Problem requirements
Print every record below exactly as it stands.
::::::::::
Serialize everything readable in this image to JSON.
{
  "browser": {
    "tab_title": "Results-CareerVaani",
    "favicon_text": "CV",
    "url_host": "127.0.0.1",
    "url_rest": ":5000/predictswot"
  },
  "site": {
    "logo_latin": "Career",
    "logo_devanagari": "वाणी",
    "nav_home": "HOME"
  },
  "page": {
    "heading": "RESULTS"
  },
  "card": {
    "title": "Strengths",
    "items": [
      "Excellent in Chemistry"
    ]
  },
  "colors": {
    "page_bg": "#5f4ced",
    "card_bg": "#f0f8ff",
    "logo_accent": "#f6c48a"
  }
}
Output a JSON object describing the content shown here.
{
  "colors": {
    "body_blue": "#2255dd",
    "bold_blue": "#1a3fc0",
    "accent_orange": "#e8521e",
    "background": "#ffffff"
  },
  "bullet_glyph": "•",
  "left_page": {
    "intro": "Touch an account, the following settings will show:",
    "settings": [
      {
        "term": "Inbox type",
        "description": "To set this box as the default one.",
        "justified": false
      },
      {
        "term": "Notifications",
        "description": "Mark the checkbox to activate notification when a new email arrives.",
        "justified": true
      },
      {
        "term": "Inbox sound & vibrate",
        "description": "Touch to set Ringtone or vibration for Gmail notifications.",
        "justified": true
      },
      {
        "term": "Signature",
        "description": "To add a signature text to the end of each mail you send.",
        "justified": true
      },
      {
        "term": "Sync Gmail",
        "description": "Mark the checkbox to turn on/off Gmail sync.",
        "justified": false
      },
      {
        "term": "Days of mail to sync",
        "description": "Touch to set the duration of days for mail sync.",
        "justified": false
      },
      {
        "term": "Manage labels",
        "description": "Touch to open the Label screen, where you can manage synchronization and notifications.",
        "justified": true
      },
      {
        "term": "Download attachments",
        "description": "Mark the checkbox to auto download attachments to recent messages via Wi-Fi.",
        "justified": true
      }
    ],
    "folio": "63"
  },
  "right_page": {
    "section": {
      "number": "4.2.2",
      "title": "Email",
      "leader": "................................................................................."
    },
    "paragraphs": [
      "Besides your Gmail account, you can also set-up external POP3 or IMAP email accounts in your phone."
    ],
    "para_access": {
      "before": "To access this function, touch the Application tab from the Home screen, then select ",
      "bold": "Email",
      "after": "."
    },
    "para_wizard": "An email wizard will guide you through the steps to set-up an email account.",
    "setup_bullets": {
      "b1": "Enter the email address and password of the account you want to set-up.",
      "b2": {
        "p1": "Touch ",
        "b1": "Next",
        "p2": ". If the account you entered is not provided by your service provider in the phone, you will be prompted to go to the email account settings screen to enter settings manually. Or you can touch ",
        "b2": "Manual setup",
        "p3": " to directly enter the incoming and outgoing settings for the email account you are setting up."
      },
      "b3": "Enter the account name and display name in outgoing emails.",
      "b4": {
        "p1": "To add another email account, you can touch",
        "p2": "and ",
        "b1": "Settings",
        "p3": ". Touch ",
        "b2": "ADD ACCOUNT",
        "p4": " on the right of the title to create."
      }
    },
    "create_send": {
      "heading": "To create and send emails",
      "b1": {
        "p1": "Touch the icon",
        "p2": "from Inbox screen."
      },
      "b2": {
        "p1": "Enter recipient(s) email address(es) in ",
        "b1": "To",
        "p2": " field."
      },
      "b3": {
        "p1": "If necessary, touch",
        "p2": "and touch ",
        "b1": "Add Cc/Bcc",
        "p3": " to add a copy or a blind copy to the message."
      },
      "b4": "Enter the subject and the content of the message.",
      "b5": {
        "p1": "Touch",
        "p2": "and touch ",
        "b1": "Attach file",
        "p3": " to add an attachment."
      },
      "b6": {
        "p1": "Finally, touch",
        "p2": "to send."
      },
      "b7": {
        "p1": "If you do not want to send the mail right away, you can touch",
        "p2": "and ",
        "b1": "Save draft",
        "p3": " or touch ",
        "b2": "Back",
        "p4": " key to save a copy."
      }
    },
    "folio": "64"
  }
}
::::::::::
Result
Serialize everything readable in this image to JSON.
{
  "browser": {
    "tab_title": "Results-CareerVaani",
    "favicon_text": "CV",
    "url_host": "127.0.0.1",
    "url_rest": ":5000/predictswot"
  },
  "site": {
    "logo_latin": "Career",
    "logo_devanagari": "वाणी",
    "nav_home": "HOME"
  },
  "page": {
    "heading": "RESULTS"
  },
  "card": {
    "title": "Strengths",
    "items": [
      "Excellent in Chemistry"
    ]
  },
  "colors": {
    "page_bg": "#5f4ced",
    "card_bg": "#f0f8ff",
    "logo_accent": "#f6c48a"
  }
}
Output a JSON object describing the content shown here.
{
  "colors": {
    "body_blue": "#2255dd",
    "bold_blue": "#1a3fc0",
    "accent_orange": "#e8521e",
    "background": "#ffffff"
  },
  "bullet_glyph": "•",
  "left_page": {
    "intro": "Touch an account, the following settings will show:",
    "settings": [
      {
        "term": "Inbox type",
        "description": "To set this box as the default one.",
        "justified": false
      },
      {
        "term": "Notifications",
        "description": "Mark the checkbox to activate notification when a new email arrives.",
        "justified": true
      },
      {
        "term": "Inbox sound & vibrate",
        "description": "Touch to set Ringtone or vibration for Gmail notifications.",
        "justified": true
      },
      {
        "term": "Signature",
        "description": "To add a signature text to the end of each mail you send.",
        "justified": true
      },
      {
        "term": "Sync Gmail",
        "description": "Mark the checkbox to turn on/off Gmail sync.",
        "justified": false
      },
      {
        "term": "Days of mail to sync",
        "description": "Touch to set the duration of days for mail sync.",
        "justified": false
      },
      {
        "term": "Manage labels",
        "description": "Touch to open the Label screen, where you can manage synchronization and notifications.",
        "justified": true
      },
      {
        "term": "Download attachments",
        "description": "Mark the checkbox to auto download attachments to recent messages via Wi-Fi.",
        "justified": true
      }
    ],
    "folio": "63"
  },
  "right_page": {
    "section": {
      "number": "4.2.2",
      "title": "Email",
      "leader": "................................................................................."
    },
    "paragraphs": [
      "Besides your Gmail account, you can also set-up external POP3 or IMAP email accounts in your phone."
    ],
    "para_access": {
      "before": "To access this function, touch the Application tab from the Home screen, then select ",
      "bold": "Email",
      "after": "."
    },
    "para_wizard": "An email wizard will guide you through the steps to set-up an email account.",
    "setup_bullets": {
      "b1": "Enter the email address and password of the account you want to set-up.",
      "b2": {
        "p1": "Touch ",
        "b1": "Next",
        "p2": ". If the account you entered is not provided by your service provider in the phone, you will be prompted to go to the email account settings screen to enter settings manually. Or you can touch ",
        "b2": "Manual setup",
        "p3": " to directly enter the incoming and outgoing settings for the email account you are setting up."
      },
      "b3": "Enter the account name and display name in outgoing emails.",
      "b4": {
        "p1": "To add another email account, you can touch",
        "p2": "and ",
        "b1": "Settings",
        "p3": ". Touch ",
        "b2": "ADD ACCOUNT",
        "p4": " on the right of the title to create."
      }
    },
    "create_send": {
      "heading": "To create and send emails",
      "b1": {
        "p1": "Touch the icon",
        "p2": "from Inbox screen."
      },
      "b2": {
        "p1": "Enter recipient(s) email address(es) in ",
        "b1": "To",
        "p2": " field."
      },
      "b3": {
        "p1": "If necessary, touch",
        "p2": "and touch ",
        "b1": "Add Cc/Bcc",
        "p3": " to add a copy or a blind copy to the message."
      },
      "b4": "Enter the subject and the content of the message.",
      "b5": {
        "p1": "Touch",
        "p2": "and touch ",
        "b1": "Attach file",
        "p3": " to add an attachment."
      },
      "b6": {
        "p1": "Finally, touch",
        "p2": "to send."
      },
      "b7": {
        "p1": "If you do not want to send the mail right away, you can touch",
        "p2": "and ",
        "b1": "Save draft",
        "p3": " or touch ",
        "b2": "Back",
        "p4": " key to save a copy."
      }
    },
    "folio": "64"
  }
}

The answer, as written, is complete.